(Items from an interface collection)

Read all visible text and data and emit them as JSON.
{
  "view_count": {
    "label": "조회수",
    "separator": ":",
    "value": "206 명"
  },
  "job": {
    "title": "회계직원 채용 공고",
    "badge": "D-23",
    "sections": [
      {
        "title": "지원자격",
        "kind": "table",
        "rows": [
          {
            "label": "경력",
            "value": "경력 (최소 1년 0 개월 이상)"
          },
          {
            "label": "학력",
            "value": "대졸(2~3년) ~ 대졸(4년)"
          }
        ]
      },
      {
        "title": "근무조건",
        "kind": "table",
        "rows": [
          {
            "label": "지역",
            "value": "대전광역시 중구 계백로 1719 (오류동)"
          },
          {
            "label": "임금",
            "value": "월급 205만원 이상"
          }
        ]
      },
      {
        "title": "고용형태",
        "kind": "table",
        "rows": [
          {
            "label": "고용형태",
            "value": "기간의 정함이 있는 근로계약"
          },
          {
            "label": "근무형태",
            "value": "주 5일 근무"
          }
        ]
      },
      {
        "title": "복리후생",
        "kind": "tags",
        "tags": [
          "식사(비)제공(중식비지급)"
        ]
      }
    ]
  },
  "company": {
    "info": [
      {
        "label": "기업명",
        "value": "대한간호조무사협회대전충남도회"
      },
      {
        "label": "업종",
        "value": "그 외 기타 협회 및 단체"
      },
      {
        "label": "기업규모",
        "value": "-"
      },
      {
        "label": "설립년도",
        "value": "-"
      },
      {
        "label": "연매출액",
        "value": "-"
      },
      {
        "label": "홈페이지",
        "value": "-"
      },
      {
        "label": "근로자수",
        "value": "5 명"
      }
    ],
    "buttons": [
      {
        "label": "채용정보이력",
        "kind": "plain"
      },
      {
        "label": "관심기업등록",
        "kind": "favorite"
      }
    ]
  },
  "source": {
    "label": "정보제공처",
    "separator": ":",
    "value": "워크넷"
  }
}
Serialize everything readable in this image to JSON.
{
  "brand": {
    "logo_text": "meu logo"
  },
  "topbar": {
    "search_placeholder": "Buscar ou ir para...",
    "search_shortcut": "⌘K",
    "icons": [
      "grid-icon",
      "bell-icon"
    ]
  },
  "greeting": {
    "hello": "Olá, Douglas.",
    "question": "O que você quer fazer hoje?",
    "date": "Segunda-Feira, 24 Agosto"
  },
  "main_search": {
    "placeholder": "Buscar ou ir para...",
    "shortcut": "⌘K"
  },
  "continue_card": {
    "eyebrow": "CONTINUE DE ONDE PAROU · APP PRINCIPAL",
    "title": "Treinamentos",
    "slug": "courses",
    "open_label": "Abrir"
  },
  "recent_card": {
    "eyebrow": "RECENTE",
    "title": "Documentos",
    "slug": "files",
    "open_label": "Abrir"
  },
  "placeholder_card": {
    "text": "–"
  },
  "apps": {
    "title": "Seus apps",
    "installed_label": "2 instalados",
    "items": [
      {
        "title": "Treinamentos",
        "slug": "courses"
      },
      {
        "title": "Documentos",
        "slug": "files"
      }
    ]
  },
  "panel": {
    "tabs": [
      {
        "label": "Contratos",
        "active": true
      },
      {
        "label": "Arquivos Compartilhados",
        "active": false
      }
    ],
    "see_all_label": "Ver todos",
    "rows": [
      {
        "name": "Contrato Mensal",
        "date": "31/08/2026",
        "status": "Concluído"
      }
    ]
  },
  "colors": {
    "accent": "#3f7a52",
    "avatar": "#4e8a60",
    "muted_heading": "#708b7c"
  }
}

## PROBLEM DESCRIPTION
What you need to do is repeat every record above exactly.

## RESPONSE BELOW
Read all visible text and data and emit them as JSON.
{
  "view_count": {
    "label": "조회수",
    "separator": ":",
    "value": "206 명"
  },
  "job": {
    "title": "회계직원 채용 공고",
    "badge": "D-23",
    "sections": [
      {
        "title": "지원자격",
        "kind": "table",
        "rows": [
          {
            "label": "경력",
            "value": "경력 (최소 1년 0 개월 이상)"
          },
          {
            "label": "학력",
            "value": "대졸(2~3년) ~ 대졸(4년)"
          }
        ]
      },
      {
        "title": "근무조건",
        "kind": "table",
        "rows": [
          {
            "label": "지역",
            "value": "대전광역시 중구 계백로 1719 (오류동)"
          },
          {
            "label": "임금",
            "value": "월급 205만원 이상"
          }
        ]
      },
      {
        "title": "고용형태",
        "kind": "table",
        "rows": [
          {
            "label": "고용형태",
            "value": "기간의 정함이 있는 근로계약"
          },
          {
            "label": "근무형태",
            "value": "주 5일 근무"
          }
        ]
      },
      {
        "title": "복리후생",
        "kind": "tags",
        "tags": [
          "식사(비)제공(중식비지급)"
        ]
      }
    ]
  },
  "company": {
    "info": [
      {
        "label": "기업명",
        "value": "대한간호조무사협회대전충남도회"
      },
      {
        "label": "업종",
        "value": "그 외 기타 협회 및 단체"
      },
      {
        "label": "기업규모",
        "value": "-"
      },
      {
        "label": "설립년도",
        "value": "-"
      },
      {
        "label": "연매출액",
        "value": "-"
      },
      {
        "label": "홈페이지",
        "value": "-"
      },
      {
        "label": "근로자수",
        "value": "5 명"
      }
    ],
    "buttons": [
      {
        "label": "채용정보이력",
        "kind": "plain"
      },
      {
        "label": "관심기업등록",
        "kind": "favorite"
      }
    ]
  },
  "source": {
    "label": "정보제공처",
    "separator": ":",
    "value": "워크넷"
  }
}
Serialize everything readable in this image to JSON.
{
  "brand": {
    "logo_text": "meu logo"
  },
  "topbar": {
    "search_placeholder": "Buscar ou ir para...",
    "search_shortcut": "⌘K",
    "icons": [
      "grid-icon",
      "bell-icon"
    ]
  },
  "greeting": {
    "hello": "Olá, Douglas.",
    "question": "O que você quer fazer hoje?",
    "date": "Segunda-Feira, 24 Agosto"
  },
  "main_search": {
    "placeholder": "Buscar ou ir para...",
    "shortcut": "⌘K"
  },
  "continue_card": {
    "eyebrow": "CONTINUE DE ONDE PAROU · APP PRINCIPAL",
    "title": "Treinamentos",
    "slug": "courses",
    "open_label": "Abrir"
  },
  "recent_card": {
    "eyebrow": "RECENTE",
    "title": "Documentos",
    "slug": "files",
    "open_label": "Abrir"
  },
  "placeholder_card": {
    "text": "–"
  },
  "apps": {
    "title": "Seus apps",
    "installed_label": "2 instalados",
    "items": [
      {
        "title": "Treinamentos",
        "slug": "courses"
      },
      {
        "title": "Documentos",
        "slug": "files"
      }
    ]
  },
  "panel": {
    "tabs": [
      {
        "label": "Contratos",
        "active": true
      },
      {
        "label": "Arquivos Compartilhados",
        "active": false
      }
    ],
    "see_all_label": "Ver todos",
    "rows": [
      {
        "name": "Contrato Mensal",
        "date": "31/08/2026",
        "status": "Concluído"
      }
    ]
  },
  "colors": {
    "accent": "#3f7a52",
    "avatar": "#4e8a60",
    "muted_heading": "#708b7c"
  }
}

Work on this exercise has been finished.